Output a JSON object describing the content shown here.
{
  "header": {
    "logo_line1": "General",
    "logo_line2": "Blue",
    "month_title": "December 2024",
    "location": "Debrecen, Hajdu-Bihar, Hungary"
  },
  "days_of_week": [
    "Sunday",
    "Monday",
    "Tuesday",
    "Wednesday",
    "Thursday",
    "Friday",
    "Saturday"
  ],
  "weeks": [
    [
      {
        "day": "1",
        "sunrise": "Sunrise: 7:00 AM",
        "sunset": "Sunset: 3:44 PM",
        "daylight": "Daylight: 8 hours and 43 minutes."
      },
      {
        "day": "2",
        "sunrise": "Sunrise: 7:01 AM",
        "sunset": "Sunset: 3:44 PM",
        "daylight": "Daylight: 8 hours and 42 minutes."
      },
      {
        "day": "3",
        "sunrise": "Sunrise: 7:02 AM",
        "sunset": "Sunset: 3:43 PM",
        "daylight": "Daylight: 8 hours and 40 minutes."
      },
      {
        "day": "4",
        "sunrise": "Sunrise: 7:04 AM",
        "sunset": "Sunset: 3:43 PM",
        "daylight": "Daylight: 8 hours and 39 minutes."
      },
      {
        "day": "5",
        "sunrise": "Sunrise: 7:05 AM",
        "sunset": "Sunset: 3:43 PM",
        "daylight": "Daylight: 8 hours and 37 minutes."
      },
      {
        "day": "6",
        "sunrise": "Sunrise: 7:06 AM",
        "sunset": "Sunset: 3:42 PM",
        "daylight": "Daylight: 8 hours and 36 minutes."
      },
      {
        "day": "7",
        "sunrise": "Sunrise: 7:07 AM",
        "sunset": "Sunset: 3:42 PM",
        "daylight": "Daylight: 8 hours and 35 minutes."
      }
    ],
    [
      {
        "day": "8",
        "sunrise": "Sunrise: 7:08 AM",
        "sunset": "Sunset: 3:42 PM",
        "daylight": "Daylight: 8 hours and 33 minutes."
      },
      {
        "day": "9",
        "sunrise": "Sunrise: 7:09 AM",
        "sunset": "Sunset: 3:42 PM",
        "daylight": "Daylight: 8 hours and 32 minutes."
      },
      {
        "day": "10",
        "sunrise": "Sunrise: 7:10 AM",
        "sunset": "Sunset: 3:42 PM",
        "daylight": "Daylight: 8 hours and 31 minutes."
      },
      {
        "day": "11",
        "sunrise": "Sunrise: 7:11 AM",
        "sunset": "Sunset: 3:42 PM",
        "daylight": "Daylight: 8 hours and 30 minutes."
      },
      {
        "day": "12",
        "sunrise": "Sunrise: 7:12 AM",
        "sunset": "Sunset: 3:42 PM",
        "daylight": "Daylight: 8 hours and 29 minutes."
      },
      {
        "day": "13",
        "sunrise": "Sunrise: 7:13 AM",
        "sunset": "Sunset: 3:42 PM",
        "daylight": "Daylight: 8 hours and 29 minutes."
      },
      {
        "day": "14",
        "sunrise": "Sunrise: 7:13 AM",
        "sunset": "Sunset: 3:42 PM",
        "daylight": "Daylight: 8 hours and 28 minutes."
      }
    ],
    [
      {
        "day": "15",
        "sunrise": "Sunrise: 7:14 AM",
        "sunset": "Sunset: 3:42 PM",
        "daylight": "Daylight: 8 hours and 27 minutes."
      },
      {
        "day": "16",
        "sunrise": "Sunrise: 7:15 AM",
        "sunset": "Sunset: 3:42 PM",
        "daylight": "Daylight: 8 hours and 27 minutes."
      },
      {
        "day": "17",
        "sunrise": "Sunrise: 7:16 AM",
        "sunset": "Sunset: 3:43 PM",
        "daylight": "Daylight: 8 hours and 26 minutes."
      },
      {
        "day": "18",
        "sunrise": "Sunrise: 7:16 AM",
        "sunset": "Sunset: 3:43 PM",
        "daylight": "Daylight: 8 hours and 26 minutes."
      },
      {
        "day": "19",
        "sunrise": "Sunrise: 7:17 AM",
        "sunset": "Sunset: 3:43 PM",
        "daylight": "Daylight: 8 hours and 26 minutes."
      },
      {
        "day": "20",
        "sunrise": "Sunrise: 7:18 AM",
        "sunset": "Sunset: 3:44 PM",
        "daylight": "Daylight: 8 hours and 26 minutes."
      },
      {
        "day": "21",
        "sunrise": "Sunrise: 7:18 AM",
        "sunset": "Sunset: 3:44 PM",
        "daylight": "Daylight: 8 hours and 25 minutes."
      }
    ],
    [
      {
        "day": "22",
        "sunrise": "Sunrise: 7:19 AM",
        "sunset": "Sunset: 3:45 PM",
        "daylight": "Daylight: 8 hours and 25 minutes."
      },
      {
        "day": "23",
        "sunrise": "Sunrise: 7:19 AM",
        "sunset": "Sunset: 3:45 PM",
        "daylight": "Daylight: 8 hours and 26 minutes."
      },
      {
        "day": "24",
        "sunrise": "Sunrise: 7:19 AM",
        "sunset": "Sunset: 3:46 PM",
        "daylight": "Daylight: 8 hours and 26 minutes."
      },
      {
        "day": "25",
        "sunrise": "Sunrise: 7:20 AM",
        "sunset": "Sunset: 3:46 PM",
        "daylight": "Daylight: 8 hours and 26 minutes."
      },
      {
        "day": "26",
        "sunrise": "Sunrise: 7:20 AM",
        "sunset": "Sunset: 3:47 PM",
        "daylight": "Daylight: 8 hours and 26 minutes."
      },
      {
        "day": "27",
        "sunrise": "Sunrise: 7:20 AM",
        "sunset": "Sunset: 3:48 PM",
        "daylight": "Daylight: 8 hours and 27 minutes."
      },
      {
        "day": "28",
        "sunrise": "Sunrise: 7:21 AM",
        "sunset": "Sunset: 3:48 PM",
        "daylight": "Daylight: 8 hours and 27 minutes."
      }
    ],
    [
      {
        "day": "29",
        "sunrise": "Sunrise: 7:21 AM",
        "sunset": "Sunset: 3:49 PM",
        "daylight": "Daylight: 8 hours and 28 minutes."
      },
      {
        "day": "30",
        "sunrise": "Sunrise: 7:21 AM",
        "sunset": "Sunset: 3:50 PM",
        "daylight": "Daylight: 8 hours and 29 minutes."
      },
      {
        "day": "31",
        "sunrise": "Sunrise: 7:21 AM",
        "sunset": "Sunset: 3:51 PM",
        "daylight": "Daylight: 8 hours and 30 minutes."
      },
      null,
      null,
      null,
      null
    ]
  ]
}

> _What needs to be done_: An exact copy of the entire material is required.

> _The answer_:
Output a JSON object describing the content shown here.
{
  "header": {
    "logo_line1": "General",
    "logo_line2": "Blue",
    "month_title": "December 2024",
    "location": "Debrecen, Hajdu-Bihar, Hungary"
  },
  "days_of_week": [
    "Sunday",
    "Monday",
    "Tuesday",
    "Wednesday",
    "Thursday",
    "Friday",
    "Saturday"
  ],
  "weeks": [
    [
      {
        "day": "1",
        "sunrise": "Sunrise: 7:00 AM",
        "sunset": "Sunset: 3:44 PM",
        "daylight": "Daylight: 8 hours and 43 minutes."
      },
      {
        "day": "2",
        "sunrise": "Sunrise: 7:01 AM",
        "sunset": "Sunset: 3:44 PM",
        "daylight": "Daylight: 8 hours and 42 minutes."
      },
      {
        "day": "3",
        "sunrise": "Sunrise: 7:02 AM",
        "sunset": "Sunset: 3:43 PM",
        "daylight": "Daylight: 8 hours and 40 minutes."
      },
      {
        "day": "4",
        "sunrise": "Sunrise: 7:04 AM",
        "sunset": "Sunset: 3:43 PM",
        "daylight": "Daylight: 8 hours and 39 minutes."
      },
      {
        "day": "5",
        "sunrise": "Sunrise: 7:05 AM",
        "sunset": "Sunset: 3:43 PM",
        "daylight": "Daylight: 8 hours and 37 minutes."
      },
      {
        "day": "6",
        "sunrise": "Sunrise: 7:06 AM",
        "sunset": "Sunset: 3:42 PM",
        "daylight": "Daylight: 8 hours and 36 minutes."
      },
      {
        "day": "7",
        "sunrise": "Sunrise: 7:07 AM",
        "sunset": "Sunset: 3:42 PM",
        "daylight": "Daylight: 8 hours and 35 minutes."
      }
    ],
    [
      {
        "day": "8",
        "sunrise": "Sunrise: 7:08 AM",
        "sunset": "Sunset: 3:42 PM",
        "daylight": "Daylight: 8 hours and 33 minutes."
      },
      {
        "day": "9",
        "sunrise": "Sunrise: 7:09 AM",
        "sunset": "Sunset: 3:42 PM",
        "daylight": "Daylight: 8 hours and 32 minutes."
      },
      {
        "day": "10",
        "sunrise": "Sunrise: 7:10 AM",
        "sunset": "Sunset: 3:42 PM",
        "daylight": "Daylight: 8 hours and 31 minutes."
      },
      {
        "day": "11",
        "sunrise": "Sunrise: 7:11 AM",
        "sunset": "Sunset: 3:42 PM",
        "daylight": "Daylight: 8 hours and 30 minutes."
      },
      {
        "day": "12",
        "sunrise": "Sunrise: 7:12 AM",
        "sunset": "Sunset: 3:42 PM",
        "daylight": "Daylight: 8 hours and 29 minutes."
      },
      {
        "day": "13",
        "sunrise": "Sunrise: 7:13 AM",
        "sunset": "Sunset: 3:42 PM",
        "daylight": "Daylight: 8 hours and 29 minutes."
      },
      {
        "day": "14",
        "sunrise": "Sunrise: 7:13 AM",
        "sunset": "Sunset: 3:42 PM",
        "daylight": "Daylight: 8 hours and 28 minutes."
      }
    ],
    [
      {
        "day": "15",
        "sunrise": "Sunrise: 7:14 AM",
        "sunset": "Sunset: 3:42 PM",
        "daylight": "Daylight: 8 hours and 27 minutes."
      },
      {
        "day": "16",
        "sunrise": "Sunrise: 7:15 AM",
        "sunset": "Sunset: 3:42 PM",
        "daylight": "Daylight: 8 hours and 27 minutes."
      },
      {
        "day": "17",
        "sunrise": "Sunrise: 7:16 AM",
        "sunset": "Sunset: 3:43 PM",
        "daylight": "Daylight: 8 hours and 26 minutes."
      },
      {
        "day": "18",
        "sunrise": "Sunrise: 7:16 AM",
        "sunset": "Sunset: 3:43 PM",
        "daylight": "Daylight: 8 hours and 26 minutes."
      },
      {
        "day": "19",
        "sunrise": "Sunrise: 7:17 AM",
        "sunset": "Sunset: 3:43 PM",
        "daylight": "Daylight: 8 hours and 26 minutes."
      },
      {
        "day": "20",
        "sunrise": "Sunrise: 7:18 AM",
        "sunset": "Sunset: 3:44 PM",
        "daylight": "Daylight: 8 hours and 26 minutes."
      },
      {
        "day": "21",
        "sunrise": "Sunrise: 7:18 AM",
        "sunset": "Sunset: 3:44 PM",
        "daylight": "Daylight: 8 hours and 25 minutes."
      }
    ],
    [
      {
        "day": "22",
        "sunrise": "Sunrise: 7:19 AM",
        "sunset": "Sunset: 3:45 PM",
        "daylight": "Daylight: 8 hours and 25 minutes."
      },
      {
        "day": "23",
        "sunrise": "Sunrise: 7:19 AM",
        "sunset": "Sunset: 3:45 PM",
        "daylight": "Daylight: 8 hours and 26 minutes."
      },
      {
        "day": "24",
        "sunrise": "Sunrise: 7:19 AM",
        "sunset": "Sunset: 3:46 PM",
        "daylight": "Daylight: 8 hours and 26 minutes."
      },
      {
        "day": "25",
        "sunrise": "Sunrise: 7:20 AM",
        "sunset": "Sunset: 3:46 PM",
        "daylight": "Daylight: 8 hours and 26 minutes."
      },
      {
        "day": "26",
        "sunrise": "Sunrise: 7:20 AM",
        "sunset": "Sunset: 3:47 PM",
        "daylight": "Daylight: 8 hours and 26 minutes."
      },
      {
        "day": "27",
        "sunrise": "Sunrise: 7:20 AM",
        "sunset": "Sunset: 3:48 PM",
        "daylight": "Daylight: 8 hours and 27 minutes."
      },
      {
        "day": "28",
        "sunrise": "Sunrise: 7:21 AM",
        "sunset": "Sunset: 3:48 PM",
        "daylight": "Daylight: 8 hours and 27 minutes."
      }
    ],
    [
      {
        "day": "29",
        "sunrise": "Sunrise: 7:21 AM",
        "sunset": "Sunset: 3:49 PM",
        "daylight": "Daylight: 8 hours and 28 minutes."
      },
      {
        "day": "30",
        "sunrise": "Sunrise: 7:21 AM",
        "sunset": "Sunset: 3:50 PM",
        "daylight": "Daylight: 8 hours and 29 minutes."
      },
      {
        "day": "31",
        "sunrise": "Sunrise: 7:21 AM",
        "sunset": "Sunset: 3:51 PM",
        "daylight": "Daylight: 8 hours and 30 minutes."
      },
      null,
      null,
      null,
      null
    ]
  ]
}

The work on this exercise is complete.